The Department of Defense has not provided extensive data on how many service members over the past few years have exhibited extremist behavior, instead pointing to data provided by the FBI in 2020, where, out of 143 notifications of investigations of military members referred to the Department, 68 of those were related to domestic extremism. They have not provided data on cases or incidents related to extremism in the military beyond that.
US Capitol attack a ‘wake-up call’ for Defense Department
Kirby acknowledged the Department of Defense does not have a full handle on the scope of the problem within the military, referring to the riots as a “wake-up call” for the department.
“The events on January 6, which were extreme in and of themselves, in which there were members, sadly, of the active duty force, participating and espousing these radical beliefs, and I think that, I know that the events of January 6 served as a wake-up call for this department,” Kirby said. “It certainly served as such for the secretary.”
In December, the Pentagon’s personnel and readiness director was ordered to conduct a review of domestic extremism in the military. That ongoing review that is due at the end of March will come up with milestones “to be completed by mid-summer,” Kirby said last week.
“The secretary is not going to stop that work, he wants them to keep doing that, but in the meantime, he’s also as I said, he’s also meeting with Chairman Milley and he’s going to be talking with military leaders going forward about what they think the scope of the problem is,” he said at the time.
At the same time, domestic extremism in the military falls within the scope of what House Democrats are examining as part of their investigations into the Capitol attack, a congressional aide and senior House official involved with the effort told CNN.
As part of those investigations, relevant House committees are looking into whether any current US government employees or security clearance holders were involved in the insurrection, both sources said.
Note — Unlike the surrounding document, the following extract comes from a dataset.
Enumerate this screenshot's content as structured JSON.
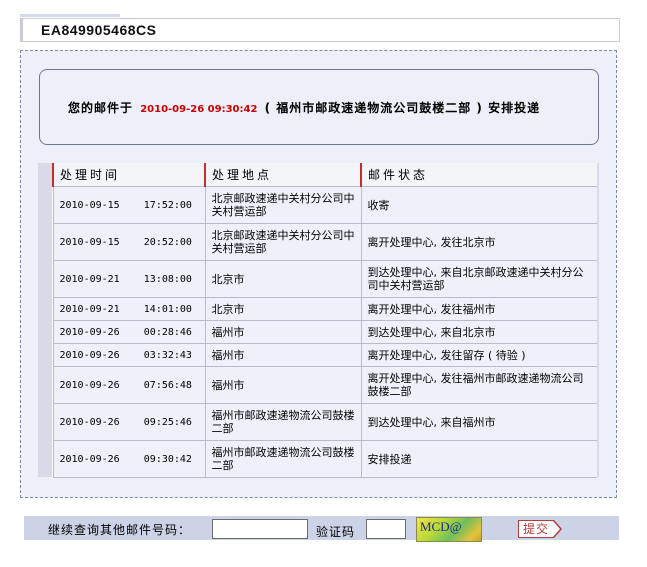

But the senior House official involved with congressional investigations into the January 6 attack agreed the US government must first determine just how bad the problem is before steps can be taken to address it.
“There’s a lot to be learned about domestic extremism in the military, and the US Government has not put the kind of analytical rigor and bodies on this target that it has on other issues, like Islamic extremism after 9/11,” the official told CNN.
A priority for Austin
Former Secretary of Defense Leon Panetta, who served under former President Barack Obama from 2011-2013, saw parallels in how Austin is responding to domestic terrorist threats after the riot to how the country responded to foreign terrorist threats after 9/11.
“I think that similar to what happened on 9/11 and the threat from foreign terrorists became real as a result of that attack, the threat from domestic terrorism has certainly become very real as a result of what happened on January 6, and clearly how the military works with law enforcement to be able to deal with domestic terrorism is going to be a priority for the secretary,” Panetta told CNN.
And there may be momentum for change as the involvement of military members and veterans in the events surrounding January 6 offers an opportunity for the Department of Defense to push the message of change throughout the ranks, extremism experts say.
“The issue of extremists — both white supremacists and anti-government extremists like the militia movement — in the military is certainly a real problem and a perennial one. For that reason, it needs to be addressed, because the past few decades have illustrated that it will not go away on its own,” Mark Pitcavage, senior research fellow with the Anti-Defamation League’s Center on Extremism, told CNN.
“We should be realistic about the extent of the problem, of course. We are talking about a small number of extremists here — but as they can in general society, extremists in the military can cause harm disproportionate to their numbers,” he said.